Now have a closer look at the three relevant publications. Are they reliable scholarly articles, written by experts in their fields? The article in SP International is not a scholarly publication. It is not published in a scholarly journal, but in an online magazine of a Dutch political party: the SP. The article describes SP member of parliament Harry Van Bommel's contribution to the debate on December 17, 2007 about the prolongation of the mission. The article is anonymous. Perhaps you could use it as source material for the SP's stance on this matter, but the article is not the result of scholarly research.
The publication of Grandia is freely available in the repository of Leiden University. It is a doctoral thesis. Doctoral theses are based on extensive research and the quality of a thesis is rigourously assessed. The abstract shows that the book is going to offer much information about your topic. Moreover, as it is published in 2015, it is the most current of the publications you have found.
SmartCat shows that the article by Dimitriu and De Graaf is published in a peer-reviewed journal. The information about the authors states that Dimitriu is affiliated with the Centre for Terrorism and Counter-terrorism of the Campus The Hague /Leiden University, the Netherlands; and De Graaff is working at the Royal Netherlands Army, the Netherlands (Nederlandse Defensie Academie). This is not correct, though.
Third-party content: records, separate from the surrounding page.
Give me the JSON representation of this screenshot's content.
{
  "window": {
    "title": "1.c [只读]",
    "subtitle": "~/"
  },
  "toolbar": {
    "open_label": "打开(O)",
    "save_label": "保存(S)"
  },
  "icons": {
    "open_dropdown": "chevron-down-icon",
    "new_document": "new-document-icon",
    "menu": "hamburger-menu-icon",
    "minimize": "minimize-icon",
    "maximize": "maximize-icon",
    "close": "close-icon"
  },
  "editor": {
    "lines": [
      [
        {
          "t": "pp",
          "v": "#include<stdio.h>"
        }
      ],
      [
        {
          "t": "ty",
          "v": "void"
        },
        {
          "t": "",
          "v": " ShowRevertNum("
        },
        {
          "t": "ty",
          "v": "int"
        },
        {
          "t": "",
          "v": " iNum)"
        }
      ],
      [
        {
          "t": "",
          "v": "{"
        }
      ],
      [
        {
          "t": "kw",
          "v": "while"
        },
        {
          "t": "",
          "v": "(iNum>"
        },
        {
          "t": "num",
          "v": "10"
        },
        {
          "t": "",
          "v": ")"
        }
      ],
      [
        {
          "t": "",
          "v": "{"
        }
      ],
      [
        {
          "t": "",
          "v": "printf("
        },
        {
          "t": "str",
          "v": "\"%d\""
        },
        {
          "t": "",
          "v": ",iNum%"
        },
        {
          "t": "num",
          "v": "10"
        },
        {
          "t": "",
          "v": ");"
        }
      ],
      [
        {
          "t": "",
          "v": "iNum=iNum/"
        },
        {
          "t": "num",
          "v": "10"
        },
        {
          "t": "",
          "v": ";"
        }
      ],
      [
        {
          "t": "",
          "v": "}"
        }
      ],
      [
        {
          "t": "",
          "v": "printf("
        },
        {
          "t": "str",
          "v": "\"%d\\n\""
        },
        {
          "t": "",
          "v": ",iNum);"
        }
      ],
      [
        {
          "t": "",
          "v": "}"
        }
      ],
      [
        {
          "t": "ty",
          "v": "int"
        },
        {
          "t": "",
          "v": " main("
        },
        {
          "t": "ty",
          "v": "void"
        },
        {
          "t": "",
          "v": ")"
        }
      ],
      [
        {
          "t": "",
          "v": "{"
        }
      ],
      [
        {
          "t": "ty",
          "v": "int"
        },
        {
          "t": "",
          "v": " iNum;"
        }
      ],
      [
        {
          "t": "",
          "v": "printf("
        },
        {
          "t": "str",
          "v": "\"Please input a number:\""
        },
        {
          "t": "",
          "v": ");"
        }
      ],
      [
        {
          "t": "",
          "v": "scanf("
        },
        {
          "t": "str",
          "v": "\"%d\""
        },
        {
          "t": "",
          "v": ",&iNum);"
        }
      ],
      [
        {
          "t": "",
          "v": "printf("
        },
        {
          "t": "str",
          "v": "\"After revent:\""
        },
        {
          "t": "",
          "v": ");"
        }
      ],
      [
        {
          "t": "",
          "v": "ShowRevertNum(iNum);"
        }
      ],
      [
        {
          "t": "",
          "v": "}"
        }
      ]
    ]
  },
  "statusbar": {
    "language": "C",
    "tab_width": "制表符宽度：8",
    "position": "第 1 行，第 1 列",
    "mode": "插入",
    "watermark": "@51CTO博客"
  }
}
It is the other way around. At the time the article was published De Graaf worked at the CTC en Dimitriu at the Nederlandse Defensie Academie. They are specialists in the field.
The thesis of Grandia should be at the top of your list. It is relevant to your topic; the quality of a dissertation is quaranteed; books contain much detailed information about their topic, and it is published in 2015, so not outdated. The publication of Dimitriu and De Graaf is a scholarly article in a peer-reviewed scholarly journal. It is older than the publication of Grandia and an article contains less information than a book. You should rank it as nr 2. The article in SP International is not a scholarly article. You place it nr. 3. The article of Van der Lijn is not relevant and therefore not useful at all.
You can check in Google Scholar how often the relevant articles have been cited by other scholars. On November 10, 2016 the score was:
Grandia 4x (in total)
Dimitriu en De Graaf 24x
The publication of Grandia is more recent and recent publications generally score less highly than older publications.